As you can probably tell from our first activity, this course will not stray from tackling the series issues that face our society. If this summer taught us anything, it’s that we have a quite a way to go in resolving our political differences in a productive manner. Many significant events happened over the summer; the goal for this course is to examine how we have reached this point in history – and, more importantly, to contemplate exactly what “this point in history” actually means.
For those that went all Rumpelstiltskin this summer, here are a few highlights:
Texas Senator Wendy Davis put the Lone Star State through the national news cycle with her filibuster of a bill placing restrictions on a woman’s right to choose to have an abortion. While Sen. Davis stirred-up quite a ruckus, the bill eventual passed in yet another special session.
But the biggest story of the summer was the debacle that became the “trial” of George Zimmerman and an overwhelming lack of justice in the senseless death of Trayvon Martin. Regardless of your feelings on this particular case (one can certainly disagree with the extremely biased author of the previous sentence); the response to the Zimmerman verdict clearly put on display the ugly truth that America is far from a “post-racial” society. One only needed to be a member of the world of Twitter, Facebook, and other social media outlets to be inundated with racially abhorrent comments.

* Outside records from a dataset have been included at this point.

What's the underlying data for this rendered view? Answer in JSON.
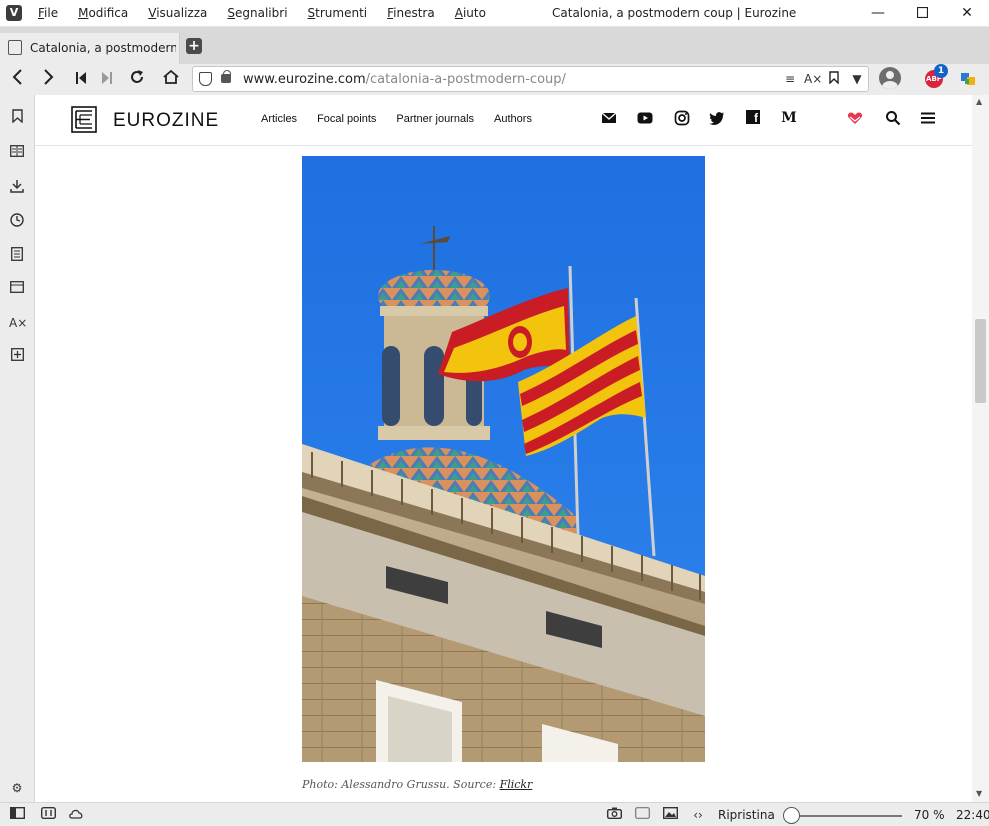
{
  "window": {
    "menus": [
      "File",
      "Modifica",
      "Visualizza",
      "Segnalibri",
      "Strumenti",
      "Finestra",
      "Aiuto"
    ],
    "title": "Catalonia, a postmodern coup | Eurozine"
  },
  "tab": {
    "label": "Catalonia, a postmodern coup | Eurozine"
  },
  "address": {
    "host": "www.eurozine.com",
    "path": "/catalonia-a-postmodern-coup/"
  },
  "extensions": {
    "adblock_count": "1",
    "adblock_label": "ABP"
  },
  "site": {
    "logo_text": "EUROZINE",
    "nav": [
      "Articles",
      "Focal points",
      "Partner journals",
      "Authors"
    ],
    "social_icons": [
      "mail-icon",
      "youtube-icon",
      "instagram-icon",
      "twitter-icon",
      "facebook-icon",
      "medium-icon"
    ],
    "medium_glyph": "M",
    "facebook_glyph": "f"
  },
  "article": {
    "caption_prefix": "Photo: Alessandro Grussu. Source: ",
    "caption_link": "Flickr"
  },
  "status": {
    "reset_label": "Ripristina",
    "zoom_label": "70 %",
    "zoom_percent": 70,
    "clock": "22:40"
  }
}
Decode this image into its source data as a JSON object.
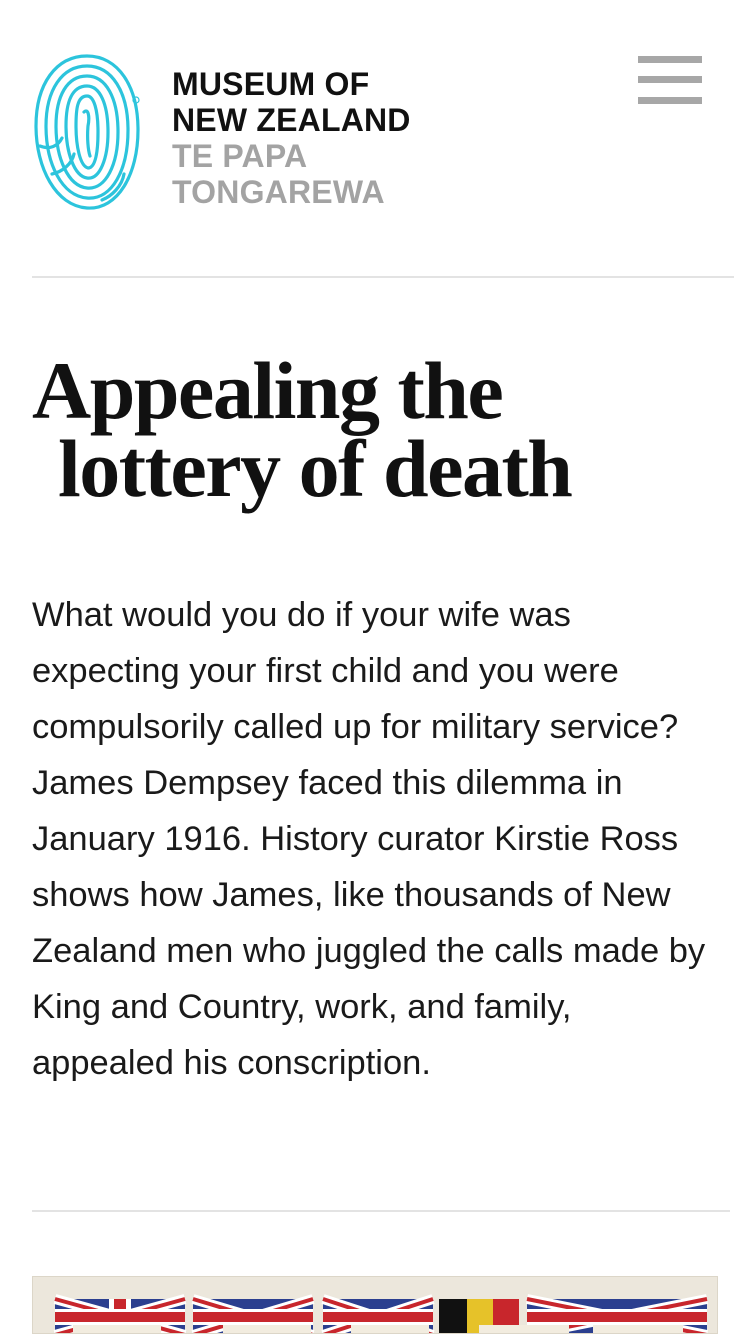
{
  "header": {
    "logo": {
      "icon": "fingerprint-logo-icon",
      "line1": "MUSEUM OF",
      "line2": "NEW ZEALAND",
      "line3": "TE PAPA",
      "line4": "TONGAREWA"
    },
    "menu_icon": "hamburger-menu-icon"
  },
  "article": {
    "title_line1": "Appealing the",
    "title_line2": "lottery of death",
    "intro": "What would you do if your wife was expecting your first child and you were compulsorily called up for military service? James Dempsey faced this dilemma in January 1916. History curator Kirstie Ross shows how James, like thousands of New Zealand men who juggled the calls made by King and Country, work, and family, appealed his conscription."
  },
  "colors": {
    "logo_accent": "#2cc4dc",
    "logo_text_dark": "#111111",
    "logo_text_grey": "#a3a3a3",
    "menu_bars": "#a7a7a7",
    "divider": "#e3e3e3"
  }
}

As an extension of our in-class activity on the first day of school. I encourage you to read this article in which journalist Jesse Washington is forced to explain the “Black Male Code” to his 12 year-old son. An excerpt:

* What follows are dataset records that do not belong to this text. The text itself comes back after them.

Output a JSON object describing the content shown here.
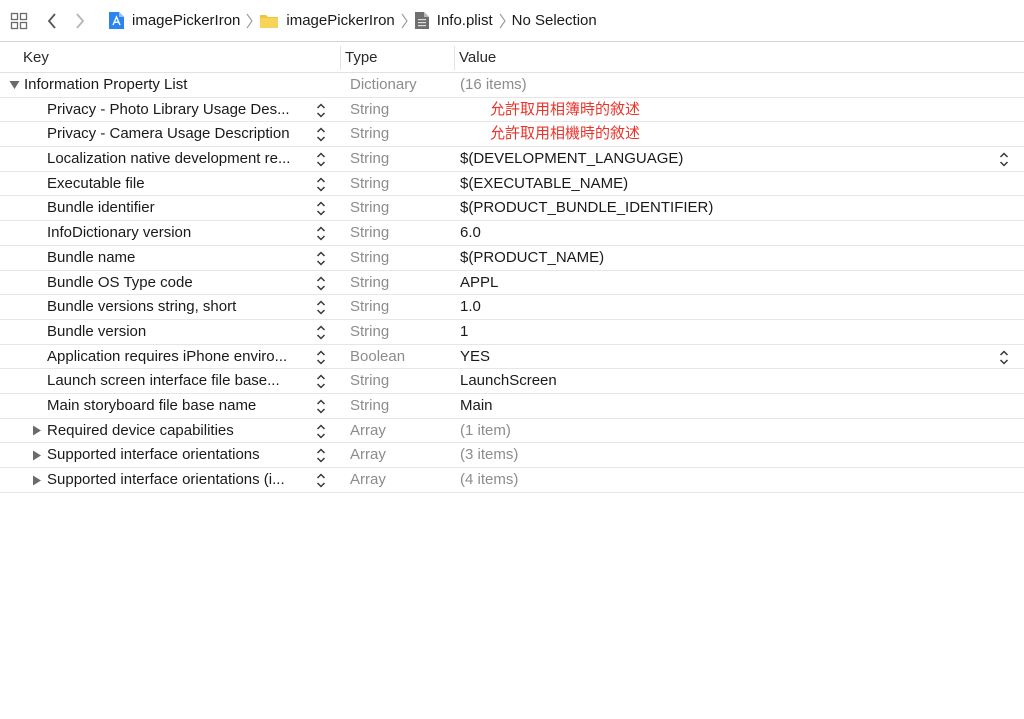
{
  "jumpbar": {
    "crumbs": [
      {
        "label": "imagePickerIron",
        "icon": "xcode-project-icon"
      },
      {
        "label": "imagePickerIron",
        "icon": "folder-icon"
      },
      {
        "label": "Info.plist",
        "icon": "plist-file-icon"
      },
      {
        "label": "No Selection",
        "icon": ""
      }
    ]
  },
  "columns": {
    "key": "Key",
    "type": "Type",
    "value": "Value"
  },
  "rows": [
    {
      "key": "Information Property List",
      "type": "Dictionary",
      "value": "(16 items)",
      "expander": "expanded",
      "level": 0,
      "value_style": "muted",
      "stepper": false,
      "value_stepper": false
    },
    {
      "key": "Privacy - Photo Library Usage Des...",
      "type": "String",
      "value": "允許取用相簿時的敘述",
      "expander": "none",
      "level": 1,
      "value_style": "red",
      "stepper": true,
      "value_stepper": false
    },
    {
      "key": "Privacy - Camera Usage Description",
      "type": "String",
      "value": "允許取用相機時的敘述",
      "expander": "none",
      "level": 1,
      "value_style": "red",
      "stepper": true,
      "value_stepper": false
    },
    {
      "key": "Localization native development re...",
      "type": "String",
      "value": "$(DEVELOPMENT_LANGUAGE)",
      "expander": "none",
      "level": 1,
      "value_style": "normal",
      "stepper": true,
      "value_stepper": true
    },
    {
      "key": "Executable file",
      "type": "String",
      "value": "$(EXECUTABLE_NAME)",
      "expander": "none",
      "level": 1,
      "value_style": "normal",
      "stepper": true,
      "value_stepper": false
    },
    {
      "key": "Bundle identifier",
      "type": "String",
      "value": "$(PRODUCT_BUNDLE_IDENTIFIER)",
      "expander": "none",
      "level": 1,
      "value_style": "normal",
      "stepper": true,
      "value_stepper": false
    },
    {
      "key": "InfoDictionary version",
      "type": "String",
      "value": "6.0",
      "expander": "none",
      "level": 1,
      "value_style": "normal",
      "stepper": true,
      "value_stepper": false
    },
    {
      "key": "Bundle name",
      "type": "String",
      "value": "$(PRODUCT_NAME)",
      "expander": "none",
      "level": 1,
      "value_style": "normal",
      "stepper": true,
      "value_stepper": false
    },
    {
      "key": "Bundle OS Type code",
      "type": "String",
      "value": "APPL",
      "expander": "none",
      "level": 1,
      "value_style": "normal",
      "stepper": true,
      "value_stepper": false
    },
    {
      "key": "Bundle versions string, short",
      "type": "String",
      "value": "1.0",
      "expander": "none",
      "level": 1,
      "value_style": "normal",
      "stepper": true,
      "value_stepper": false
    },
    {
      "key": "Bundle version",
      "type": "String",
      "value": "1",
      "expander": "none",
      "level": 1,
      "value_style": "normal",
      "stepper": true,
      "value_stepper": false
    },
    {
      "key": "Application requires iPhone enviro...",
      "type": "Boolean",
      "value": "YES",
      "expander": "none",
      "level": 1,
      "value_style": "normal",
      "stepper": true,
      "value_stepper": true
    },
    {
      "key": "Launch screen interface file base...",
      "type": "String",
      "value": "LaunchScreen",
      "expander": "none",
      "level": 1,
      "value_style": "normal",
      "stepper": true,
      "value_stepper": false
    },
    {
      "key": "Main storyboard file base name",
      "type": "String",
      "value": "Main",
      "expander": "none",
      "level": 1,
      "value_style": "normal",
      "stepper": true,
      "value_stepper": false
    },
    {
      "key": "Required device capabilities",
      "type": "Array",
      "value": "(1 item)",
      "expander": "collapsed",
      "level": 1,
      "value_style": "muted",
      "stepper": true,
      "value_stepper": false
    },
    {
      "key": "Supported interface orientations",
      "type": "Array",
      "value": "(3 items)",
      "expander": "collapsed",
      "level": 1,
      "value_style": "muted",
      "stepper": true,
      "value_stepper": false
    },
    {
      "key": "Supported interface orientations (i...",
      "type": "Array",
      "value": "(4 items)",
      "expander": "collapsed",
      "level": 1,
      "value_style": "muted",
      "stepper": true,
      "value_stepper": false
    }
  ],
  "colors": {
    "accent_red": "#e8342b",
    "muted_text": "#8c8c8c",
    "folder_yellow": "#f5c33b",
    "project_blue": "#1f7ae8"
  }
}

Always pay close attention to your surroundings, son, especially if you are in an affluent neighborhood where black folks are few. Understand that even though you are not a criminal, some people might assume you are, especially if you are wearing certain clothes.
Never argue with police, but protect your dignity and take pride in humility. When confronted by someone with a badge or a gun, do not flee, fight, or put your hands anywhere other than up.
Please don’t assume, son, that all white people view you as a threat. America is better than that. Suspicion and bitterness can imprison you. But as a black male, you must go above and beyond to show strangers what type of person you really are.
I was far from alone in laying out these instructions. Across the country this week, parents were talking to their children, especially their black sons, about the Code. It’s a talk the black community has passed down for generations, an evolving oral tradition from the days when an errant remark could easily cost black people their job, their freedom, or sometimes their life.
The mere fact that these conversations exist is proof that America has work to do. Hopefully this course can be part of that work.
Welcome to US History.
***Which of the above issues do you find to be the most important? Post a comment and share your views. Let’s have a conversation.***